Quickstart guide compiling OpenWrt

How about if we invite you? Thanks!

@richb-hanover: sure, go ahead.

OK. You're invited!

Let me know if you have any questions about editing the Developer Guide main page and adding your new page. Thanks!

ok, thanks!

I seldom see a very quick way to compile your own images.
Here is one:

Install dependencies for building LEDE (Debian/Ubuntu):

sudo apt-get install subversion g++ zlib1g-dev build-essential git python
sudo apt-get install libncurses5-dev gawk gettext unzip file libssl-dev wget

Get the source code:

git clone https://git.lede-project.org/source.git
cd source

./scripts/feeds update -a
./scripts/feeds install -a

make defconfig

you should insert the alternative of grabbing the .config from an existing build
and running make oldconfig.

@dlang: well; we need to keep it short and build on top of that.

@richb-hanover: I do not seem to have the rights to edit the documentation

@mwarning what is your username in the LEDE wiki?

@tmomas: it is mwarning.
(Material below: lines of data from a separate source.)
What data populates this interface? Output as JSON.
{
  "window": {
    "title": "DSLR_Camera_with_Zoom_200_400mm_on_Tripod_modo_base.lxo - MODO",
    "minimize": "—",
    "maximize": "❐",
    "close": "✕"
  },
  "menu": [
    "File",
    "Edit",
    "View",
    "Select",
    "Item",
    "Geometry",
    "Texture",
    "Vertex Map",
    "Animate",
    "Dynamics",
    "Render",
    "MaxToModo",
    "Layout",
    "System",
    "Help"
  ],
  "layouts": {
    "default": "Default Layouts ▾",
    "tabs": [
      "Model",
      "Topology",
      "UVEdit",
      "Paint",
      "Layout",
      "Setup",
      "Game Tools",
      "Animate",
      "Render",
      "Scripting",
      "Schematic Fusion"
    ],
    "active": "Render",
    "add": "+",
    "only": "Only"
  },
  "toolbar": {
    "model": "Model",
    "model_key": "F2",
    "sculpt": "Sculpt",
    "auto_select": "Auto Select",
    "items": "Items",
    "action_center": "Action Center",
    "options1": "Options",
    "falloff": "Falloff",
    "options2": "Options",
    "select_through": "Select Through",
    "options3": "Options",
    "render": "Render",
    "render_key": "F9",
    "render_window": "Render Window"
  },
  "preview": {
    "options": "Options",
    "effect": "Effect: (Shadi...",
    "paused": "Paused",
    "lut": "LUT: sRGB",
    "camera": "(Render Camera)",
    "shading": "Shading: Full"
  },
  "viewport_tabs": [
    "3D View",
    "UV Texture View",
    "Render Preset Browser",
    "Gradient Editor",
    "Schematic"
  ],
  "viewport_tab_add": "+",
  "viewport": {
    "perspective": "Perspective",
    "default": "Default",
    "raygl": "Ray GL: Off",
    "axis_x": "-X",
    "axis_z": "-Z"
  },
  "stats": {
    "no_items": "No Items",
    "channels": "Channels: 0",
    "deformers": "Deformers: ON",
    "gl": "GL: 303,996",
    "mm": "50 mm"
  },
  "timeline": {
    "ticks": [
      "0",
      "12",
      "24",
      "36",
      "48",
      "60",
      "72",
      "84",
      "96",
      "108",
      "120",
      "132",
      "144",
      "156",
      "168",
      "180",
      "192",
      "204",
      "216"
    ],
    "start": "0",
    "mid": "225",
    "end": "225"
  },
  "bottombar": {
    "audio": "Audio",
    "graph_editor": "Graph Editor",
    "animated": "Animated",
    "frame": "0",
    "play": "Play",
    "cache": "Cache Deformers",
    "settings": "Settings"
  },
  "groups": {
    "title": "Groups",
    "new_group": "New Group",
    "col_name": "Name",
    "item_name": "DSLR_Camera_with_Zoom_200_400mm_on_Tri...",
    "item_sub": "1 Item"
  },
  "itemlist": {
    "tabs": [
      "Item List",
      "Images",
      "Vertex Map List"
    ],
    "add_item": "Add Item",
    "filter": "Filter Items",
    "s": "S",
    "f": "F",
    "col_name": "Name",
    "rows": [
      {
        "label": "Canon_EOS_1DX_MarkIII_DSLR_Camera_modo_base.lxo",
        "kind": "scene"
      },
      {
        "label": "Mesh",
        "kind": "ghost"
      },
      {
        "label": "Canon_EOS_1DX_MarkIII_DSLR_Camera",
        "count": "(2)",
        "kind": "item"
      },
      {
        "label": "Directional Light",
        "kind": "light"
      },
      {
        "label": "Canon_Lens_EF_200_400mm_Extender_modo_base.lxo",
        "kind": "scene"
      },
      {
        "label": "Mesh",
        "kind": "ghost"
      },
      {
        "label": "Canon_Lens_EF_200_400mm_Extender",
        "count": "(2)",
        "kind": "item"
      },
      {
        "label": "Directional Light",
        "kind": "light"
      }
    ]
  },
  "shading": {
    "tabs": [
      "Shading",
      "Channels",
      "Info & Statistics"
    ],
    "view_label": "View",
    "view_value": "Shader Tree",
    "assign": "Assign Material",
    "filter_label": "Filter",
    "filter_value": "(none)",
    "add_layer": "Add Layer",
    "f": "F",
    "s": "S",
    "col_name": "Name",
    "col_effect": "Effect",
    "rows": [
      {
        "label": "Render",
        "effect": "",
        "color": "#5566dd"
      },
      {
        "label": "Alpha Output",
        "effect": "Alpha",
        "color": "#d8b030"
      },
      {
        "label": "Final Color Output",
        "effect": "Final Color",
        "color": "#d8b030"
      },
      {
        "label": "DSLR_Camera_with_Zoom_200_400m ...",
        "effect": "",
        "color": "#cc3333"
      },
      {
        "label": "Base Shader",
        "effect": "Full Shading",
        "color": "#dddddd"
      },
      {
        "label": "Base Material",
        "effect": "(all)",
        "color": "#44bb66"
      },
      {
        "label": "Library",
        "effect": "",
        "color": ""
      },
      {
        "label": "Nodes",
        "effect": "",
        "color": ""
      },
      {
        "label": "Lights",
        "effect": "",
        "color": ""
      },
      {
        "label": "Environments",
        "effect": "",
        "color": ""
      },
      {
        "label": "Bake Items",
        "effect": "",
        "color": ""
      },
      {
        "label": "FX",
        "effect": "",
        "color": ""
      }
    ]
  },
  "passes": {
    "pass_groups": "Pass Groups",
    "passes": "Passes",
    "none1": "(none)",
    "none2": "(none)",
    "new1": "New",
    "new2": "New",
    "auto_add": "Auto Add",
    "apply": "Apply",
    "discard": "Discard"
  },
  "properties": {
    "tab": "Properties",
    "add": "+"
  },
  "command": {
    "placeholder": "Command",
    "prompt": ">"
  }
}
It was created a few minutes ago. I thought it to be the same as the forum.

I added the entry. Everyone, feel free to improve it.

This was very useful to me, and I realize that you want to keep it as short as possible. However, I think it would be very helpful for most users if it was added how to check out a specific release tag. It's only two lines that need to be added between the cd lede and the scripts:
git tag
to get a list of the tag names, and then
git checkout <tag name>

This will give a much more stable build.

Hi Per,

this would be an improvement, but also would make the instructions more complex.
What about creating successive sites with more complex/annotated versions of the howto?
Some way so that we can keep a minimal howto and make it possible that people can deepen their knowledge and deal with more custom setups.

I'm not sure how this would look like, but I like to encourage you to keep a minimal version.
Aside from that, feel welcome to improve the site. :slight_smile:

On the other hand, you could remove the warning about development branch which would shorten it by about the same amount of text. Another thing, make defconfig is redundant. make menuconfig will do it if it hasn't been done.

ok that was a little too easy lol, like using android kitchen basically.

@Per: fair point. :slight_smile:
How about this then:

  • use git clone -b v17.01.3
  • remove make defconfig

Feel free to change the site if you agree.
Imho, teaching about git tag is not necessary for compiling lede.
But maybe we can add that to the list notes below.

I think I'll try go write a beginners step by step guide to building that will also include things like setting up a Virtualbox server for Windows users. I can include the extra git commands there, and then link to guides like yours where it's relevant.

NIce, thanks for contributing.

yeah @Per i noticed the same thing, so with the menuconfig after updating and installing feeds, then selecting a target, does it automatically configure kernel based modules and firmware for the specific target? if so, that with just packages would make things a bit more simplified, wish i could help!! then maybe place other options in developer menu, i understand its all WIP as they say in dd-wrt :slight_smile:

@sycohexor: I think you'll get what you need for a working image by selecting the correct target, but not much more. LuCi has to be selected explicitly.

I've finished the first version of the guide: https://lede-project.org/docs/user-guide/beginners-build-guide
Let me know what you think. The goal is to give anyone the bare minimum needed to start building their own firmwares.

@per: looks good to me, i agree understanding the bare minimums at first to build your own image will help with a lot less bricking and keep the fear out of peoples minds that development is a scary brainyack thing only geniuses are capable of, also leading to more improvements and releases, just beware with other peoples builds you never know if they dropped in a backdoor :stuck_out_tongue:

if the guide was for freshhand developers, it would be better if u explain a little bit about how openwrt is built. like kernel, toolchain, packages, mkimage, etc.